[[ Supplied material open ]]

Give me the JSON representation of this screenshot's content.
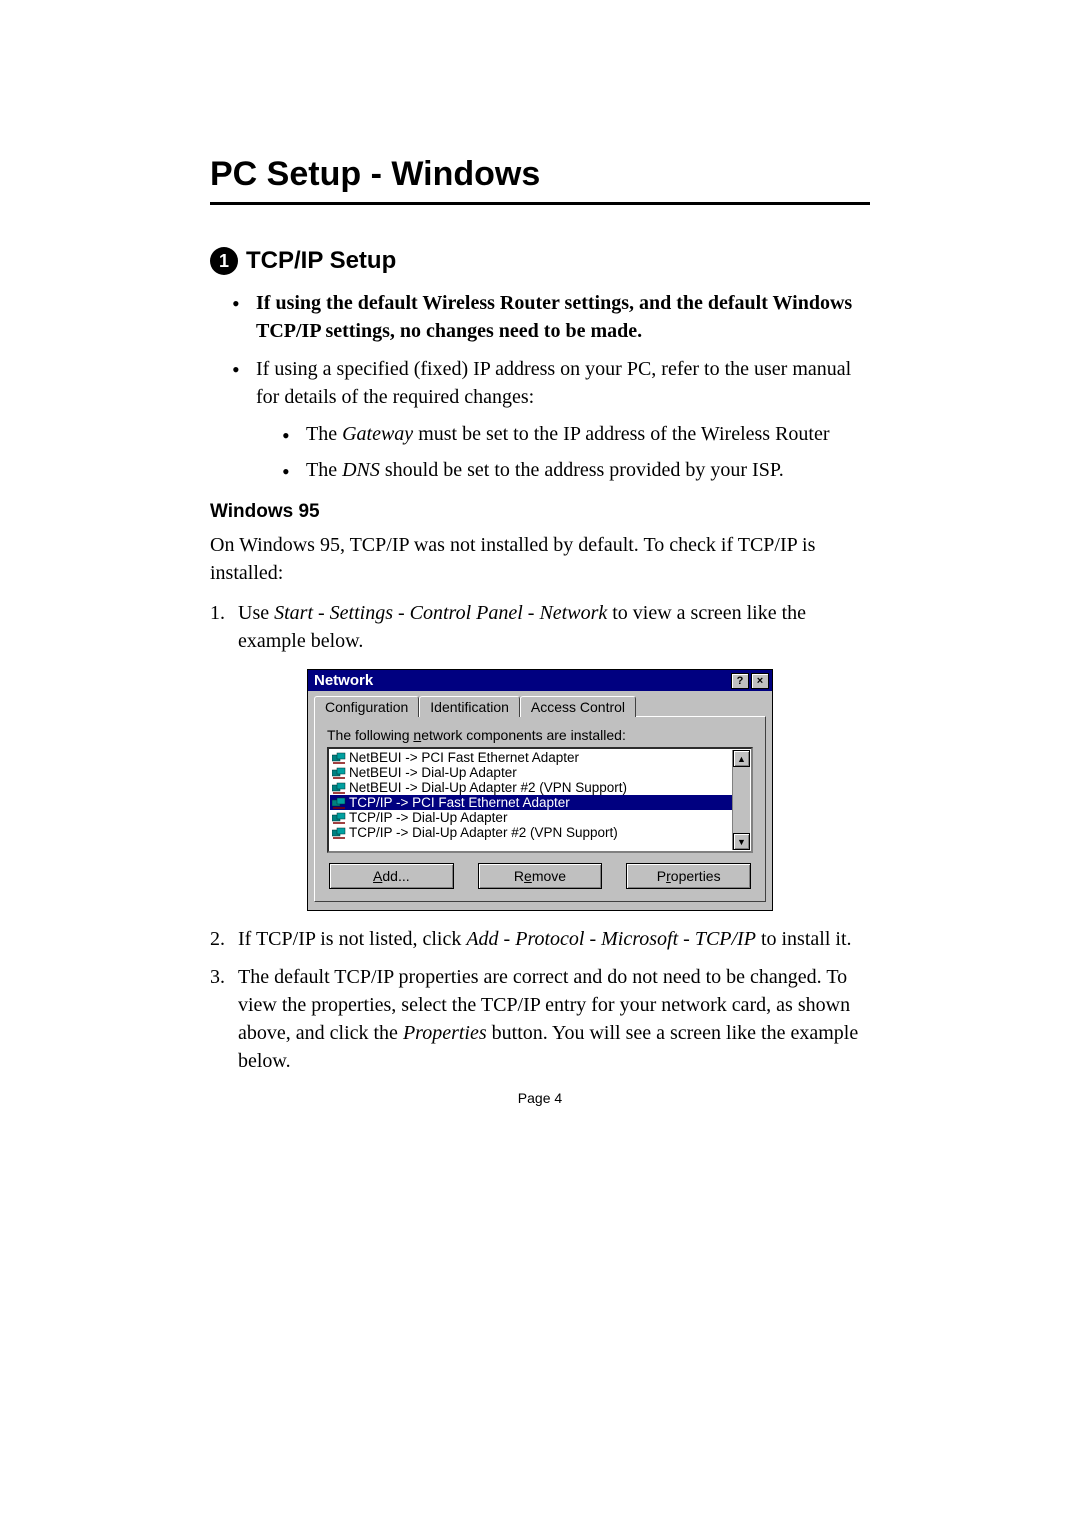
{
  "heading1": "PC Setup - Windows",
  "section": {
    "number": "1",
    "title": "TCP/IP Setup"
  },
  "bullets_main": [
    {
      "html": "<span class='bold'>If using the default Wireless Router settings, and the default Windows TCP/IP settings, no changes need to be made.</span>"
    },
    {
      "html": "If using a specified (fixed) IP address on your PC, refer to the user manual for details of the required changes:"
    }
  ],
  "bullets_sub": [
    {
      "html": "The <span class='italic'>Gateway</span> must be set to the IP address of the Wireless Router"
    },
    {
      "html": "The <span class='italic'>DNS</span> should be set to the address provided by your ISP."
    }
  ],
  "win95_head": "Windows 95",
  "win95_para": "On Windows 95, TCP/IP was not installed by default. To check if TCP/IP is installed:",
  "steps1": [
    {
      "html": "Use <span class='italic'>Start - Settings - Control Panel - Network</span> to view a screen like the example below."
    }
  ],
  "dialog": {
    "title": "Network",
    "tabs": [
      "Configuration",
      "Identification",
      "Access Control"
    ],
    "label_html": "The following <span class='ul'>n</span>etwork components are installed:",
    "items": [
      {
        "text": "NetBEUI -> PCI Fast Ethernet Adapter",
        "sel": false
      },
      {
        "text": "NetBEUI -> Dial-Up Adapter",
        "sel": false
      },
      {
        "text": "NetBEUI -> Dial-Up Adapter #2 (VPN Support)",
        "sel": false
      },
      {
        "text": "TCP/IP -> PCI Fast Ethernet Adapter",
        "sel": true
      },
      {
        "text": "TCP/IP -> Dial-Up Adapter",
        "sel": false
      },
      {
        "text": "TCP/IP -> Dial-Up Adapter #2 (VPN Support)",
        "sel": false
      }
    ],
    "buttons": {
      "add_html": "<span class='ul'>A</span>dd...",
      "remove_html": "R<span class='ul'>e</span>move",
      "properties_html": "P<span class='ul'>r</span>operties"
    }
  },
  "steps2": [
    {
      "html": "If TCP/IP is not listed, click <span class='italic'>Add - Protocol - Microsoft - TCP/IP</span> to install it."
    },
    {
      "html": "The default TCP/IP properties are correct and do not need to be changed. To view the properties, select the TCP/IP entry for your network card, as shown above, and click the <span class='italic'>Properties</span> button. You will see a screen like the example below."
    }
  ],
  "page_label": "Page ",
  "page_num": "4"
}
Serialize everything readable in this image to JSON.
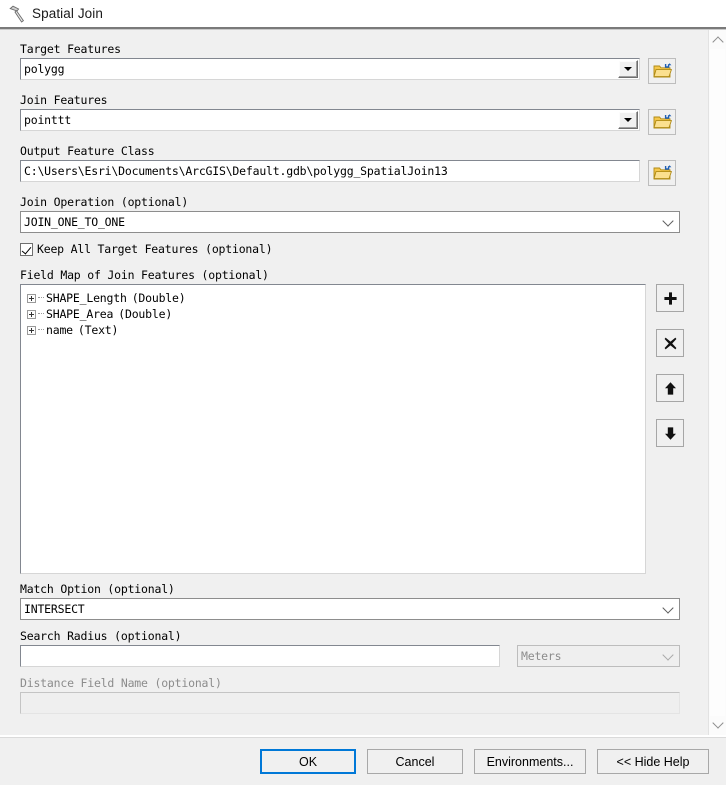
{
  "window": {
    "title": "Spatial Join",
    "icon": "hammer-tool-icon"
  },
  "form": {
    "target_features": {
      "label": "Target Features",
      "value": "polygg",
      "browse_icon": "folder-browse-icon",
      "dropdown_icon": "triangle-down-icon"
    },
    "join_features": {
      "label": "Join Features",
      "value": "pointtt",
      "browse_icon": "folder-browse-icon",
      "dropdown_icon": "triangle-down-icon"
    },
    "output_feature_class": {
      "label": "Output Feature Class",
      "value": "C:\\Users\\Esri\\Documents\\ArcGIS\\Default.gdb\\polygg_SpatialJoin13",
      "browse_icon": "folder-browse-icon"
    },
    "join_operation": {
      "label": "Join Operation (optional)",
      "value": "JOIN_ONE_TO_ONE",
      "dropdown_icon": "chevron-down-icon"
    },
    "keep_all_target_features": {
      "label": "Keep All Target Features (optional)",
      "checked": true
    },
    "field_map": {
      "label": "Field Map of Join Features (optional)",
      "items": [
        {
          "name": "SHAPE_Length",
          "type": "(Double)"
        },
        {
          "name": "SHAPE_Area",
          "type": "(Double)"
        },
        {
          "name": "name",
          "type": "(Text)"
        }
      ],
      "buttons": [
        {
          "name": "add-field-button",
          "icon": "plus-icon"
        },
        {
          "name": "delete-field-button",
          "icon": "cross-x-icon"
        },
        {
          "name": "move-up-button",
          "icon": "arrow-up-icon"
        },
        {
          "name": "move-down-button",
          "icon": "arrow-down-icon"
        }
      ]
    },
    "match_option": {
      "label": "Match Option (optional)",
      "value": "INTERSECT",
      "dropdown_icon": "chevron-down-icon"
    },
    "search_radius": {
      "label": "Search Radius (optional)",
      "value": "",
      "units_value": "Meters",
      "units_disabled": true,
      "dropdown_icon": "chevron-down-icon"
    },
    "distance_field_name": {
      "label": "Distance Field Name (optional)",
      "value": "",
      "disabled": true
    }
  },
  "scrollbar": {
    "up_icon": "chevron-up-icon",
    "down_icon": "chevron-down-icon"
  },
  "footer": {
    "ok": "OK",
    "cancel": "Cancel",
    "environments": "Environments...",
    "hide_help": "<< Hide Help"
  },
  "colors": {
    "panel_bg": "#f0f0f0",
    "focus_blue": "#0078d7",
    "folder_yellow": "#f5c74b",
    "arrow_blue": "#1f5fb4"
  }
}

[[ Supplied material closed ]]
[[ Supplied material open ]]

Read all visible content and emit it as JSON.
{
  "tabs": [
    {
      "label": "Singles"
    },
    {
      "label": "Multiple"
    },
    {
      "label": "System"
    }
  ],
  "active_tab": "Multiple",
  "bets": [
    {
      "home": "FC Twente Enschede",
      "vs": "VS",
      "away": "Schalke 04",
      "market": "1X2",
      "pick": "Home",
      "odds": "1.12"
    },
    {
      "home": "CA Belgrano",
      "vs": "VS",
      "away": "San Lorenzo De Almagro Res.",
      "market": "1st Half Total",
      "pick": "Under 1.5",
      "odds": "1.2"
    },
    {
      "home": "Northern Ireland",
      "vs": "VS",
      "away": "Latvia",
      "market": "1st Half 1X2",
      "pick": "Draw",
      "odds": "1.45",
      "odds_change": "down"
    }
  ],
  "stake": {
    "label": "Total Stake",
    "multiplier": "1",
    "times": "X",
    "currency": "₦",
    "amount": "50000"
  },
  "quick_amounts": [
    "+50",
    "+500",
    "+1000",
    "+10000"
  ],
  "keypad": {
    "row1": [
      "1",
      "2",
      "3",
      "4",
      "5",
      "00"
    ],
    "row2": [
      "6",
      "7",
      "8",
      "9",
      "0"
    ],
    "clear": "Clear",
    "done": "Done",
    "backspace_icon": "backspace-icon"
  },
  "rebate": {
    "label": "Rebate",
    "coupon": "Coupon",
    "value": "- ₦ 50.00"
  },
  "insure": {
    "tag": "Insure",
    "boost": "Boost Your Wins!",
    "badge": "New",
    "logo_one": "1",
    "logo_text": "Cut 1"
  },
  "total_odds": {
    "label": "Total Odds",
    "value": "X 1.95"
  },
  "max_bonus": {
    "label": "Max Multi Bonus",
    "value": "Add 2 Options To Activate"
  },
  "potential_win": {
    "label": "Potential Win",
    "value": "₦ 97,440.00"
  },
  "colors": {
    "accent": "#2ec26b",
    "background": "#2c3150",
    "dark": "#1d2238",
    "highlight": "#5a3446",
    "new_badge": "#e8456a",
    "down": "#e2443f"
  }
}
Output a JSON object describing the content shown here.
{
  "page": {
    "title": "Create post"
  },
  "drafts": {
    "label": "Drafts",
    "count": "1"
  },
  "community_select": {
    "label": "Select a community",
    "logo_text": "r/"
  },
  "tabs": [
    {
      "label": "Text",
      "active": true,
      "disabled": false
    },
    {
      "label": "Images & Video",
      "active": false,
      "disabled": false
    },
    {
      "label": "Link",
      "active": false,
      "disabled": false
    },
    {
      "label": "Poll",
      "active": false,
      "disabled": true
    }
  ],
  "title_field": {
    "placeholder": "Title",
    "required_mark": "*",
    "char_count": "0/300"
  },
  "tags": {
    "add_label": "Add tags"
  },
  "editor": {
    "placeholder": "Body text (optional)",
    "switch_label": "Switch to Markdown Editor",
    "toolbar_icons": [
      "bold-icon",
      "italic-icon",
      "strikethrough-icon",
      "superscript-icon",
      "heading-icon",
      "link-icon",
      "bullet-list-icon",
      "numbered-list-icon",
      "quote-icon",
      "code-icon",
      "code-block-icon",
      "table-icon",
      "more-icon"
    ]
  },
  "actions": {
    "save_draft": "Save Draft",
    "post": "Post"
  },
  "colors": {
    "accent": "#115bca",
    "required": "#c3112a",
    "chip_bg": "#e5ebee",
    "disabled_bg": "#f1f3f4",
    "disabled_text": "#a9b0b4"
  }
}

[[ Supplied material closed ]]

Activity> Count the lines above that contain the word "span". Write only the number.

Answer for this exercise> 10